The expected cash flow is: (0.5 x \$50,000) + (0.5 x \$150,000) = \$100,000 With a risk premium of 10%, the required rate of return is 15%. Therefore, if the value of the portfolio is X, then, in order to earn a 15% expected return: X(1.15) = \$100,000  X = \$86,957 If the portfolio is purchased at \$86,957, and the expected payoff is \$100,000, then the expected rate of return, E(r), is: = 0.15 = 15.0% The portfolio price is set to equate the expected return with the required rate of return. If the risk premium over T-bills is now 15%, then the required return is: 5% + 15% = 20% The value of the portfolio (X) must satisfy: X(1.20) = \$100, 000  X = \$83,333 For a given expected cash flow, portfolios that command greater risk premium must sell at lower prices. The extra discount from expected value is a penalty for risk.

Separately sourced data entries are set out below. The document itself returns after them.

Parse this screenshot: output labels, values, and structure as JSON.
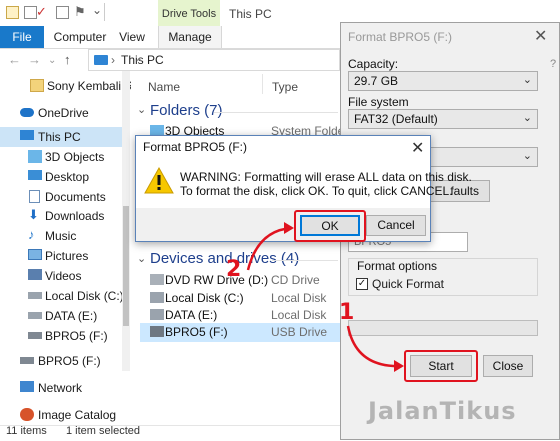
{
  "window": {
    "title": "This PC",
    "context_tab": "Drive Tools"
  },
  "ribbon": {
    "tabs": [
      "File",
      "Computer",
      "View",
      "Manage"
    ]
  },
  "address": {
    "path": "This PC"
  },
  "sidebar": {
    "items": [
      {
        "label": "Sony Kembali Ri",
        "icon": "folder-icon"
      },
      {
        "label": "OneDrive",
        "icon": "onedrive-icon"
      },
      {
        "label": "This PC",
        "icon": "pc-icon"
      },
      {
        "label": "3D Objects",
        "icon": "3d-objects-icon"
      },
      {
        "label": "Desktop",
        "icon": "desktop-icon"
      },
      {
        "label": "Documents",
        "icon": "documents-icon"
      },
      {
        "label": "Downloads",
        "icon": "downloads-icon"
      },
      {
        "label": "Music",
        "icon": "music-icon"
      },
      {
        "label": "Pictures",
        "icon": "pictures-icon"
      },
      {
        "label": "Videos",
        "icon": "videos-icon"
      },
      {
        "label": "Local Disk (C:)",
        "icon": "disk-icon"
      },
      {
        "label": "DATA (E:)",
        "icon": "disk-icon"
      },
      {
        "label": "BPRO5 (F:)",
        "icon": "usb-icon"
      },
      {
        "label": "BPRO5 (F:)",
        "icon": "usb-icon"
      },
      {
        "label": "Network",
        "icon": "network-icon"
      },
      {
        "label": "Image Catalog",
        "icon": "image-catalog-icon"
      }
    ]
  },
  "columns": {
    "name": "Name",
    "type": "Type"
  },
  "folders": {
    "heading": "Folders (7)",
    "rows": [
      {
        "name": "3D Objects",
        "type": "System Folder"
      }
    ]
  },
  "devices": {
    "heading": "Devices and drives (4)",
    "rows": [
      {
        "name": "DVD RW Drive (D:)",
        "type": "CD Drive"
      },
      {
        "name": "Local Disk (C:)",
        "type": "Local Disk"
      },
      {
        "name": "DATA (E:)",
        "type": "Local Disk"
      },
      {
        "name": "BPRO5 (F:)",
        "type": "USB Drive"
      }
    ]
  },
  "status": {
    "count": "11 items",
    "selected": "1 item selected"
  },
  "format_window": {
    "title": "Format BPRO5 (F:)",
    "capacity_label": "Capacity:",
    "capacity_value": "29.7 GB",
    "filesystem_label": "File system",
    "filesystem_value": "FAT32 (Default)",
    "partial_button": "faults",
    "volume_partial": "BPRO5",
    "options_label": "Format options",
    "quick_format_label": "Quick Format",
    "quick_format_checked": true,
    "start_label": "Start",
    "close_label": "Close"
  },
  "warning_dialog": {
    "title": "Format BPRO5 (F:)",
    "line1": "WARNING: Formatting will erase ALL data on this disk.",
    "line2": "To format the disk, click OK. To quit, click CANCEL.",
    "ok_label": "OK",
    "cancel_label": "Cancel"
  },
  "annotations": {
    "step1": "1",
    "step2": "2",
    "highlight_color": "#e0131f"
  },
  "watermark": "JalanTikus",
  "colors": {
    "accent": "#1979ca",
    "drive_tools": "#e6f4ce",
    "warning": "#f6c700"
  }
}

Summary Single period: holding-period return (HPR)
Many periods: arithmetic average, geometric average, and dollar-weighted return. Expected return measures the ‘reward’ from an investment. Variance (standard deviation) measures the ‘risk’ from an investment.

Practice 1 1.Chapter 5 problem sets : 5,6,7,8.
2. Suppose you bought a bond of BT Co. at a price of \$990 6 months ago. The bond pays coupons semi-annually, has an annual coupon rate of 6%, a face value of \$1,000 and will mature in 24 months from today. Today it just paid the coupon. The current YTM is 15%. What is the current market price? What is your HPR for the last 6 months? If the interest rate on the market (YTM) does not change for the next 2 years, what will be your HPR for one year if you intend to sell the bond after 6 months receiving the 2nd coupon payment? (assume all coupons do not earn any investment returns)

Homework 1 1. Suppose an investor’s risk aversion A=2 and the variance of the return of the portfolio he chose is The risk-free rate is 2%. The value of the portfolio has 0.3 probability to go to \$2000 in one year, 0.5 probability to \$1500 and 0.2 probability to \$1000. What is the maximum price he would pay for this portfolio? 2. Suppose you bought a bond at a price of \$ months ago. The bond pays coupons annually, has an annual coupon rate of 6%, a face value of \$1,000 and will mature in 36 months. Today it just paid the coupon. The current YTM is 15%. Suppose the YTM will decrease to 10% after 12 months and then remains the same till expiration. What is the arithmetic average annual return for the next two years?